Streaming music over Bluetooth was less impressive, which likely has to do with the older 2.1 Bluetooth profile Philips employed. While fine in the background, a closer listen revealed that wireless streaming may have been an afterthought with this speaker’s design. We started off with Peter Gabriel’s “Sledgehammer,” which was reproduced with powerful waves of sound, forcing us to turn the bass down right away. With EQ adjustment, balance was restored. And although details weren’t cutting especially clear, there was also very little bite in the treble, for which we’re always grateful.
Moving to other genres, however, we found the sound a bit lacking in overall clarity and definition. The normally present and vivid instrumentation in Porno for Pyros’ “100 Ways” just sounded chaotic, layered in a haze of overtones. The midrange had a smoothed-over response that lost a lot of the finer points in the background, and overall the sound was a tad mushy, as if the instruments were stuck together. The audio response isn’t something that offends, but it wasn’t something we’d use for anything beyond casual listening.
We began our evaluation of video-based audio with an audition of The Office, streamed via Netflix. Straight away, the midrange continued to sound fuzzy and ill-defined. We often lost a bit of clarity in the dialog, but we also appreciated the warmth added to the sound, which is far cry from the cold, one-dimensional, metallic sound from most flat screens’ speakers.

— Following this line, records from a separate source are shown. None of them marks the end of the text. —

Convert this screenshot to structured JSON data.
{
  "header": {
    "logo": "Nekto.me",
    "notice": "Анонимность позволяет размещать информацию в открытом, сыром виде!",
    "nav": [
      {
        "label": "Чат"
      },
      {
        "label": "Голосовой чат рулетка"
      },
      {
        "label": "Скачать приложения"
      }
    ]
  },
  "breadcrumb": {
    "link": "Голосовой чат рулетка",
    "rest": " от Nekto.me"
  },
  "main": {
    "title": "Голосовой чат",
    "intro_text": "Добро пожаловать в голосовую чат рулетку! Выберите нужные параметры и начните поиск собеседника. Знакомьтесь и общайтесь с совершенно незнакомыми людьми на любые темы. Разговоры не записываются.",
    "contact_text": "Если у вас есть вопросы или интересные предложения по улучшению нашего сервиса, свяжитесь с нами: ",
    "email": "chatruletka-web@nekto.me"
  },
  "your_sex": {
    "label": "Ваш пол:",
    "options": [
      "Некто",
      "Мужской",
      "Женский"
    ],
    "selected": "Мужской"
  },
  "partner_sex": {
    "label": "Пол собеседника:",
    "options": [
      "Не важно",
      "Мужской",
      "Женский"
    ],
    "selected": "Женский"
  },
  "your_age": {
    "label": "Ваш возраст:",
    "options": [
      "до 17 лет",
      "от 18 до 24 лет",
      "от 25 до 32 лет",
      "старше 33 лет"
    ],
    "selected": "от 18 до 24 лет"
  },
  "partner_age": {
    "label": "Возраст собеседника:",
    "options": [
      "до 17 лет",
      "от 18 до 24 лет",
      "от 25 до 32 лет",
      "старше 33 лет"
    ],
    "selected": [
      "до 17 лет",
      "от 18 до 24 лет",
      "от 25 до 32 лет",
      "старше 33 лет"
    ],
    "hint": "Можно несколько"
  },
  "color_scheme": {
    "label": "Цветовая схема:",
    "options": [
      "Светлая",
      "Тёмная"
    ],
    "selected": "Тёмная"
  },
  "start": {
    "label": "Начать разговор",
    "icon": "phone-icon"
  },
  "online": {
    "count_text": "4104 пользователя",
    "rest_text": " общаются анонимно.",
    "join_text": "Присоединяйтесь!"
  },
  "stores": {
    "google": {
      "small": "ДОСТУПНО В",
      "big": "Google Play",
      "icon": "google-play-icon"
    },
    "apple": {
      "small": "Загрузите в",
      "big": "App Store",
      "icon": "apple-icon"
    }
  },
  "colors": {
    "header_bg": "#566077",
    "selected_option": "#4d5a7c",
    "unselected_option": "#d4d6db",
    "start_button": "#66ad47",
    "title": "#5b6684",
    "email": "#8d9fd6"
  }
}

Thanks to some snappy response from the tweeters, we enjoyed some detailed consonant sounds, as well. The attack of dialog provided enough detail that we could follow nearly any conversation in a movie.
The bass adds gravitas that takes action movies from flat and wimpy, to potent and engaging.
That factor was elevated when we called up some of our favorite action movies. The bass didn’t pound into the bottom rungs with the fierce enormity you’d expect from a full on 2.1 system, but it did add that layer of gravitas that takes action movies from flat and wimpy, to potent and engaging. After all, that’s a sound base’s top priortiy in the first place: putting some of the ‘theater’ in home theater.
Running the system through favorites like Skyfall and Pacific Rim, we were generally satisfied with the results. We noticed a few holes where it seemed like the tweeters and midrange drivers didn’t blend very well, but overall balance was decent, and things never got sharp or overblown. In other words: The Philips’ surround base has a meaty punch with enough definition and restraint that you never wonder what was just said, and you never feel like lunging for the remote for quick volume adjustment.
What’s more, it really is kind of cool having so much entertainment live in one box and not totally disappoint. Based on sound alone, the device isn’t something a picky audiophile is going to get excited about. But as a replacement for your television’s wimpy speakers, the surround base excels.
Philips’ new HTB3525B Blu-ray surround base is an enticing component for those who need a simple solution that does it all. If you already have a badass Blu-ray player or preferred streaming box and you’re eyeing a serious home sound solution, this probably isn’t the product for you. However, those looking for a wide swath of comprehensive home theater features, and an upgrade in sound from their flat screen will want to give the HTB3525B a very serious look.
- All-in-wonder that really works
- Sounds far better than TV speakers
- Attractive UI/good smart TV features
- Fuzzy on the details, especially in midrange
- Can get too icy in treble
- No Amazon Prime Instant app